*** Available data ***
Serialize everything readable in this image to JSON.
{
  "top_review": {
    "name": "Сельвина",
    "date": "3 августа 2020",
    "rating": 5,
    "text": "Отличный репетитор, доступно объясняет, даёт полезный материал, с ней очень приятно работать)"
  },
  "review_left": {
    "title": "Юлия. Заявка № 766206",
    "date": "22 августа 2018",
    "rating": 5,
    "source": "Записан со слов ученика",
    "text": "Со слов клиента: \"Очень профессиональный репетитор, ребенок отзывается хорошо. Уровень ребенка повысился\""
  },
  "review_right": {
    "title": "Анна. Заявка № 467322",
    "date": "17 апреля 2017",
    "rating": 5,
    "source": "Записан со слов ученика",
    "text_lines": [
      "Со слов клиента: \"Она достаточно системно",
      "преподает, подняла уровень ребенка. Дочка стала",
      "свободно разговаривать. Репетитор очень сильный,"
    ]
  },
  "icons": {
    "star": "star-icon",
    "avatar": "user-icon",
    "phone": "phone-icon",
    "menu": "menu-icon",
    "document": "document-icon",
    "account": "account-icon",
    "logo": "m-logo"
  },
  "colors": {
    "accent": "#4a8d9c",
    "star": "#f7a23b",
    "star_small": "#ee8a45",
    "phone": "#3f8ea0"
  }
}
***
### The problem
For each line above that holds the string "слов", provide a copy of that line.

### Exercise response
    "source": "Записан со слов ученика",
    "text": "Со слов клиента: \"Очень профессиональный репетитор, ребенок отзывается хорошо. Уровень ребенка повысился\""
    "source": "Записан со слов ученика",
      "Со слов клиента: \"Она достаточно системно",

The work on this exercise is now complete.